Determined to make Nigeria harness the opportunities and benefits of the African Continental Free Trade Agreement (AfCFTA), the Standards Organisation of Nigeria (SON) has unleashed new standards for agricultural produce.
Apart from getting local products ready for export, the agency is equally prepared to curb the rather high level of rejections faced by the nation’s agro products at the international markets.
The concerted efforts are geared towards making locally made products especially agricultural commodities acceptable and competitive particular in intra- African trade.
The Director General, SON, Mallam Farouk Salim, stated these on the sidelines of the visit of SON Governing Council members to audit SON’s facilities in Ogba area of Lagos recently.According to him, most of the times when Nigerian goods are rejected, it is due to failing to go through standard procedures locally before exporting to other countries, saying that as long as exporters continue to ignore local available standards, their products would not sail through global market.
He added: “Exporters do not check the standards of the country they are exporting to, so, as long as our exporters ignore our standards, they will still have their products rejected, but if they follow the procedures, we are here to partner and assist them to make sure that their products are accepted globally.
“If the exporters come to us and they follow the product standards of our country and the standards of the country they are exporting to, then, they should not have problems.”
He added that the standards that have been approved were painstakingly developed through stakeholders’ inputs and considerations, pointing out that it was an indication that standards body has been working very hard to ensure that locally made products in this country are not only up to standards, but produced for export.
“In December, we will have another council meeting to approve new standards. Every standard we put out there is strategic to AfCFTA, because when we establish our standards, it is expected for people who are expecting our goods to look at the standards and then know that the products approved are up to standards. So really, that is a guideline for everything you can think of,” he said.

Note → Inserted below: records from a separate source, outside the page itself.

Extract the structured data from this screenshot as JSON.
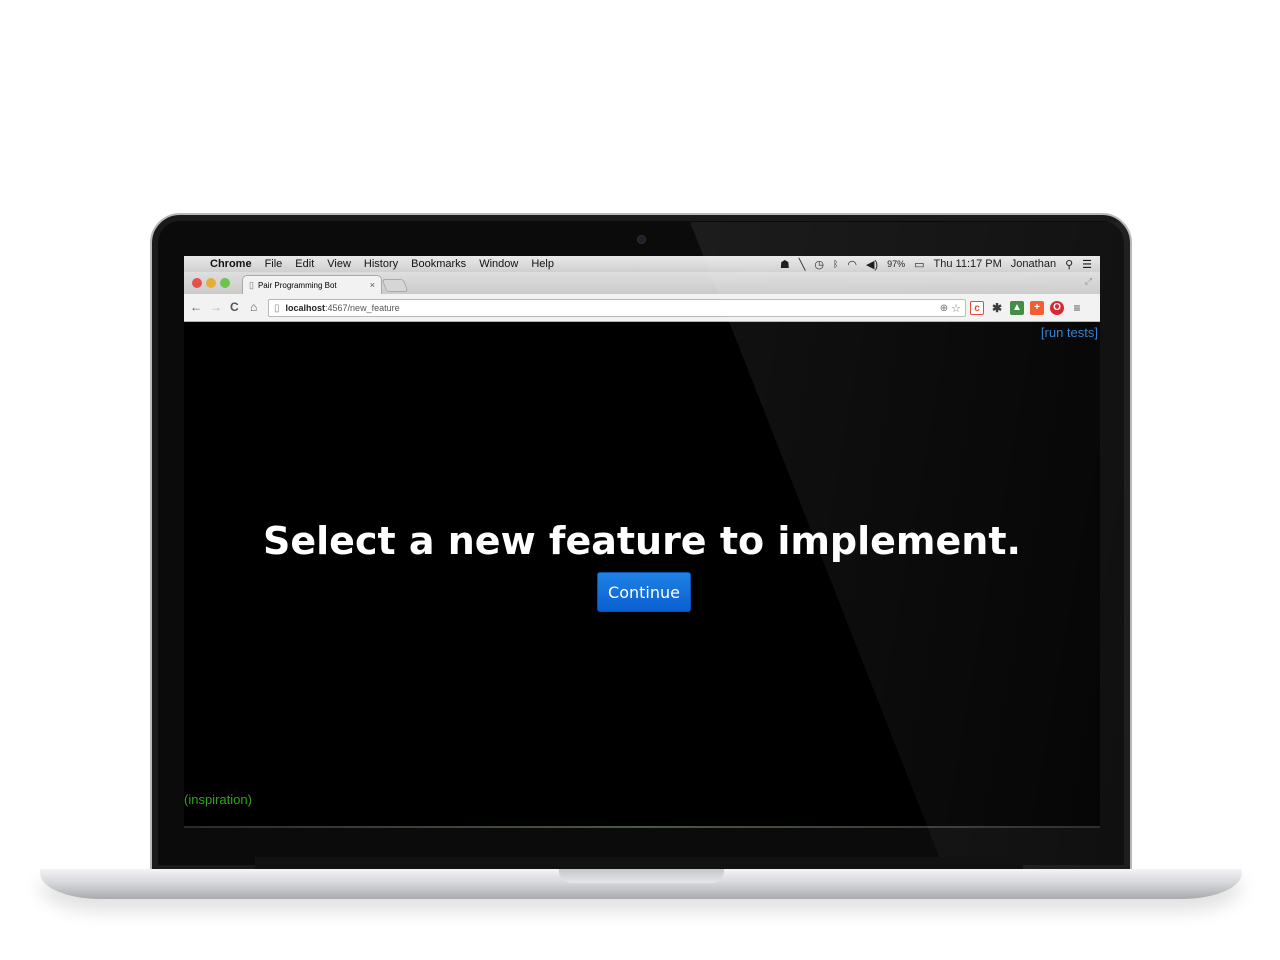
{
  "menubar": {
    "apple": "",
    "app_name": "Chrome",
    "items": [
      "File",
      "Edit",
      "View",
      "History",
      "Bookmarks",
      "Window",
      "Help"
    ],
    "battery": "97%",
    "clock": "Thu 11:17 PM",
    "user": "Jonathan"
  },
  "browser": {
    "tab_title": "Pair Programming Bot",
    "tab_close": "×",
    "url_host": "localhost",
    "url_path": ":4567/new_feature"
  },
  "page": {
    "run_tests": "[run tests]",
    "heading": "Select a new feature to implement.",
    "continue_label": "Continue",
    "inspiration": "(inspiration)"
  },
  "colors": {
    "link": "#2d7fd1",
    "button": "#0a6ad8",
    "inspiration": "#2fa51a",
    "background": "#000000"
  }
}
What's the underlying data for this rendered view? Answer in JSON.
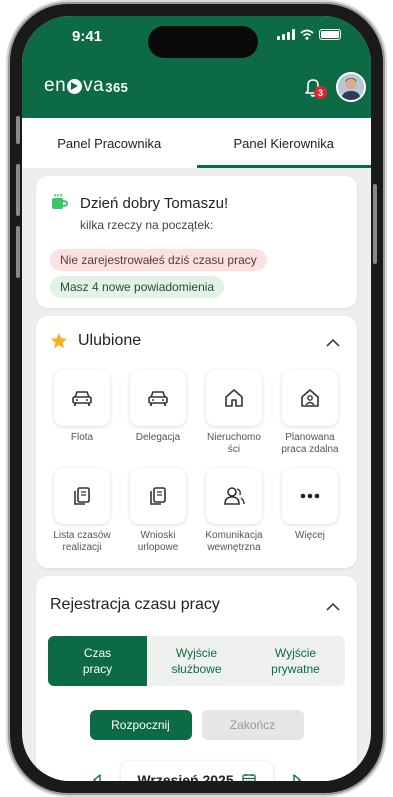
{
  "status_bar": {
    "time": "9:41"
  },
  "brand": {
    "name_part1": "en",
    "name_part2": "va",
    "suffix": "365"
  },
  "notifications": {
    "badge_count": "3"
  },
  "tabs": [
    {
      "label": "Panel Pracownika",
      "active": false
    },
    {
      "label": "Panel Kierownika",
      "active": true
    }
  ],
  "greeting": {
    "title": "Dzień dobry Tomaszu!",
    "subtitle": "kilka rzeczy na początek:",
    "alert_warning": "Nie zarejestrowałeś dziś czasu pracy",
    "alert_info": "Masz 4 nowe powiadomienia"
  },
  "favorites": {
    "title": "Ulubione",
    "items": [
      {
        "label": "Flota",
        "icon": "car-icon"
      },
      {
        "label": "Delegacja",
        "icon": "car-icon"
      },
      {
        "label": "Nieruchomo\nści",
        "icon": "house-icon"
      },
      {
        "label": "Planowana\npraca zdalna",
        "icon": "remote-house-icon"
      },
      {
        "label": "Lista czasów\nrealizacji",
        "icon": "documents-icon"
      },
      {
        "label": "Wnioski\nurlopowe",
        "icon": "documents-icon"
      },
      {
        "label": "Komunikacja\nwewnętrzna",
        "icon": "people-icon"
      },
      {
        "label": "Więcej",
        "icon": "more-icon"
      }
    ]
  },
  "time_registration": {
    "title": "Rejestracja czasu pracy",
    "segments": [
      {
        "label": "Czas\npracy",
        "active": true
      },
      {
        "label": "Wyjście\nsłużbowe",
        "active": false
      },
      {
        "label": "Wyjście\nprywatne",
        "active": false
      }
    ],
    "start_label": "Rozpocznij",
    "end_label": "Zakończ",
    "month": "Wrzesień 2025"
  },
  "colors": {
    "brand_green": "#0c6b45",
    "alert_red_bg": "#fbe1e1",
    "alert_green_bg": "#e1f3e6",
    "badge_red": "#e0262e",
    "star": "#f2b21a"
  }
}
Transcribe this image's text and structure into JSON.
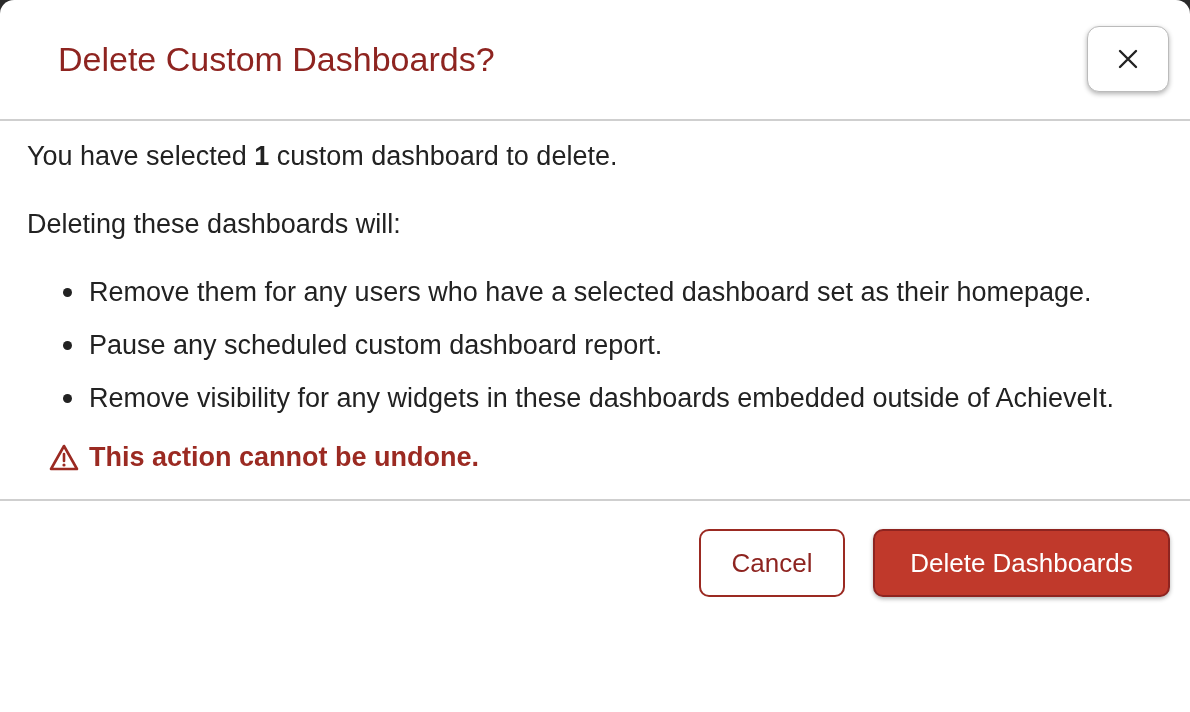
{
  "dialog": {
    "title": "Delete Custom Dashboards?",
    "intro": "You have selected **1** custom dashboard to delete.",
    "lead": "Deleting these dashboards will:",
    "consequences": [
      "Remove them for any users who have a selected dashboard set as their homepage.",
      "Pause any scheduled custom dashboard report.",
      "Remove visibility for any widgets in these dashboards embedded outside of AchieveIt."
    ],
    "warning": "This action cannot be undone.",
    "buttons": [
      {
        "label": "Cancel",
        "kind": "secondary"
      },
      {
        "label": "Delete Dashboards",
        "kind": "primary"
      }
    ]
  }
}
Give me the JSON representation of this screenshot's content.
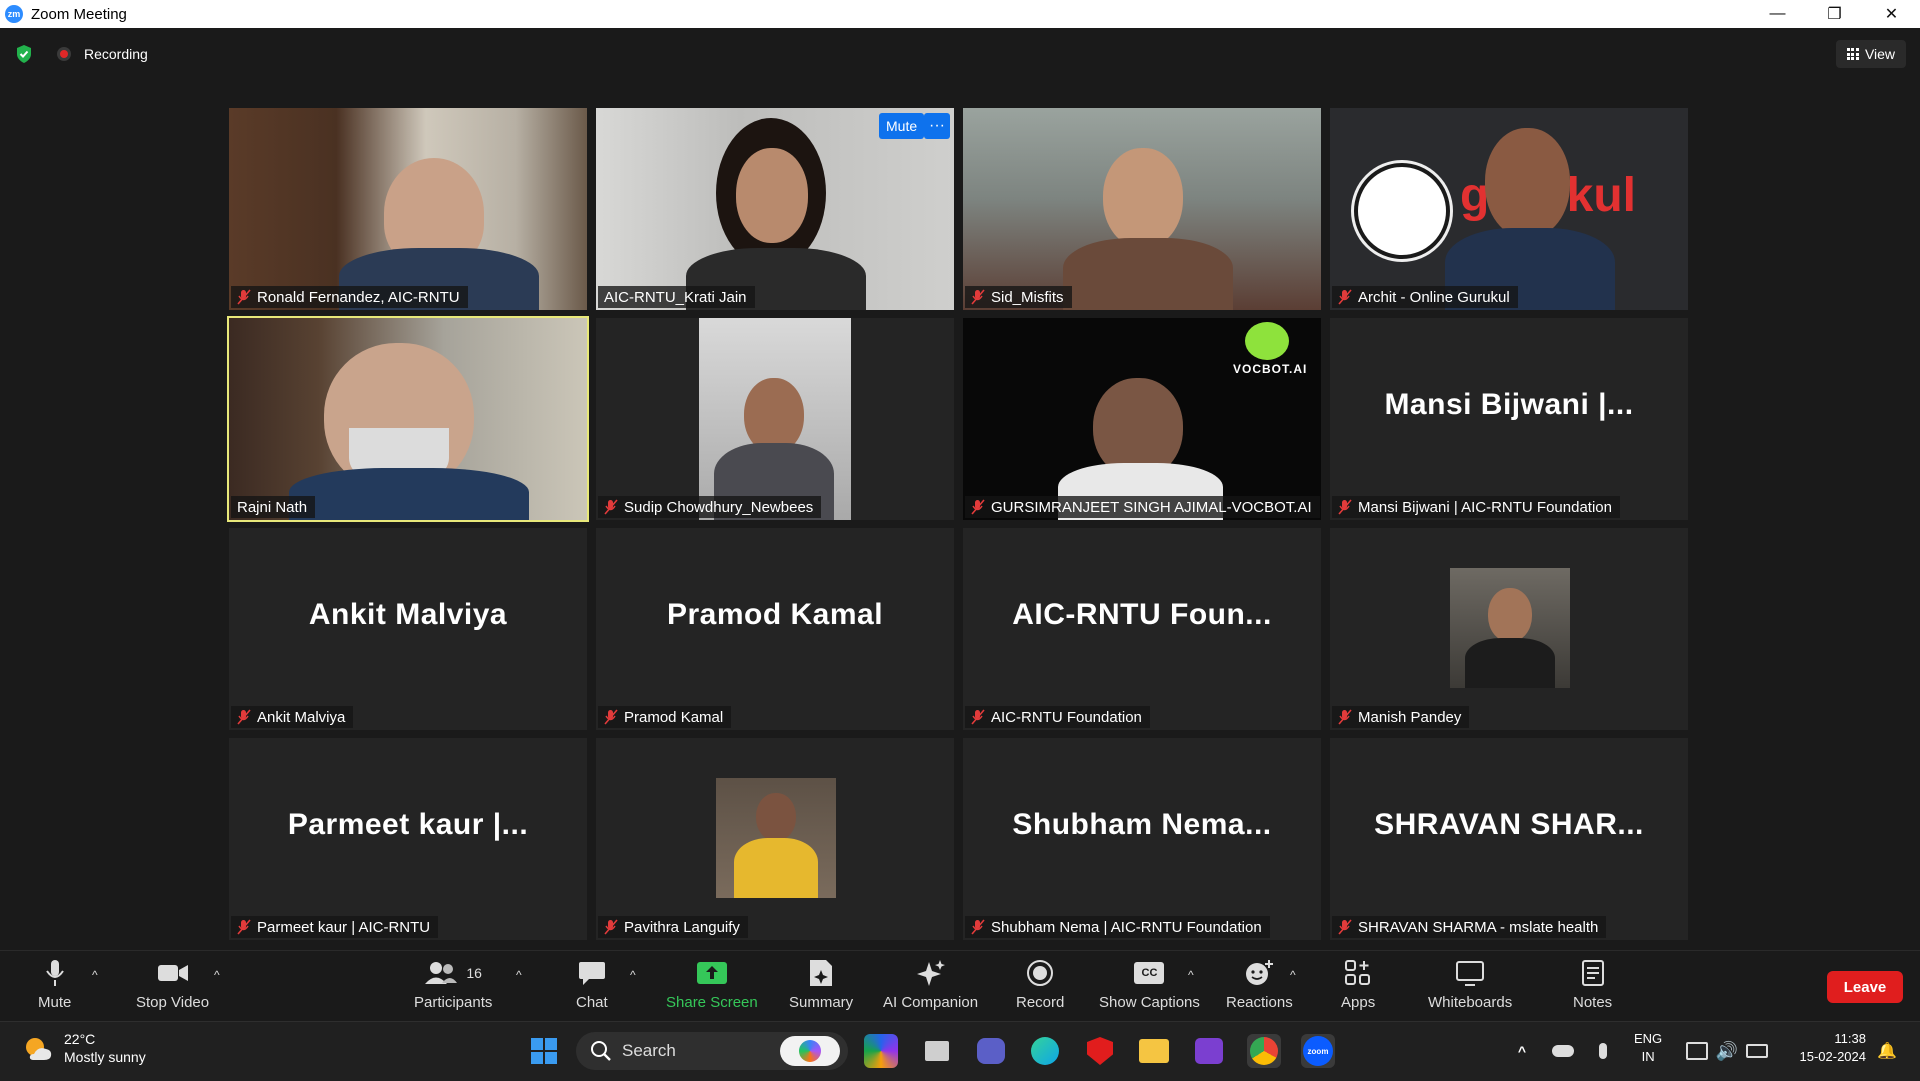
{
  "window": {
    "title": "Zoom Meeting",
    "app_icon_text": "zm"
  },
  "status": {
    "recording_label": "Recording",
    "view_label": "View"
  },
  "tiles": [
    {
      "label": "Ronald Fernandez, AIC-RNTU"
    },
    {
      "label": "AIC-RNTU_Krati Jain",
      "mute_label": "Mute",
      "more_label": "···"
    },
    {
      "label": "Sid_Misfits"
    },
    {
      "label": "Archit - Online Gurukul",
      "logo_text": "gurukul"
    },
    {
      "label": "Rajni Nath"
    },
    {
      "label": "Sudip Chowdhury_Newbees"
    },
    {
      "label": "GURSIMRANJEET SINGH AJIMAL-VOCBOT.AI",
      "logo_text": "VOCBOT.AI"
    },
    {
      "label": "Mansi Bijwani | AIC-RNTU Foundation",
      "display": "Mansi  Bijwani  |..."
    },
    {
      "label": "Ankit Malviya",
      "display": "Ankit Malviya"
    },
    {
      "label": "Pramod Kamal",
      "display": "Pramod Kamal"
    },
    {
      "label": "AIC-RNTU Foundation",
      "display": "AIC-RNTU  Foun..."
    },
    {
      "label": "Manish Pandey"
    },
    {
      "label": "Parmeet kaur | AIC-RNTU",
      "display": "Parmeet  kaur  |..."
    },
    {
      "label": "Pavithra Languify"
    },
    {
      "label": "Shubham Nema | AIC-RNTU Foundation",
      "display": "Shubham  Nema..."
    },
    {
      "label": "SHRAVAN SHARMA - mslate health",
      "display": "SHRAVAN  SHAR..."
    }
  ],
  "toolbar": {
    "mute": "Mute",
    "stop_video": "Stop Video",
    "participants": "Participants",
    "participants_count": "16",
    "chat": "Chat",
    "share_screen": "Share Screen",
    "summary": "Summary",
    "ai_companion": "AI Companion",
    "record": "Record",
    "show_captions": "Show Captions",
    "captions_icon_text": "CC",
    "reactions": "Reactions",
    "apps": "Apps",
    "whiteboards": "Whiteboards",
    "notes": "Notes",
    "leave": "Leave"
  },
  "taskbar": {
    "temperature": "22°C",
    "weather": "Mostly sunny",
    "search": "Search",
    "language": "ENG",
    "region": "IN",
    "time": "11:38",
    "date": "15-02-2024",
    "zoom_icon_text": "zoom"
  },
  "colors": {
    "accent": "#0e72ed",
    "active_speaker": "#e8e87a",
    "leave": "#e01e1e",
    "share": "#35c759"
  }
}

The SON boss declared: “Some of the standards approved have to do with hair and now that people in that line of business now knows that there is a standard for that kind of product in the market. We have standards for food and feed. Anyone who is planning to go into fish farming can always come to us to get this standard to start their fish farming business. The reason why we develop standards is that when we are shipping products from Nigeria to other country, you have a stamp on it and for the person receiving this product would see the sign of quality on the products and also realise that the product is meeting the set standards.”
He noted that standards are really important and critical for the agency as part of the efforts to protect unsuspecting consumers from sub-standard goods.
In his words, “The food standards are very important especially for the fish feed standards that we have depending on the kind of fish to be bred in your fish farm. You can use the standards to mix your own fish feed and it means you do not have to import the fish feeds. The same thing you have for poultry. The standards are out there whether you are out to boost meat production or egg laying. The same for cattle either for milk or meat production.”
Earlier, the Chairperson, SON Governing Council, Mrs. Evelyn Ngige, said a total of 37 new standards has been unveiled to boost Nigeria’s industrial development.
She explained that three out of the 37 new standards were reviewed; eight were newly developed while 26 have been adopted for the existing international standards.
According to her, the approved standards, which cut across various sectors of the Nigerian economy are in line with the approved Nigerian Industrial Standardisation Strategy which focuses on stakeholders and market demands for optimisation of available resources.
She noted that 10 of the standards are developed for chemical technology in particular for plastic piping products, thermoplastic pipes, human and synthetic hair extension.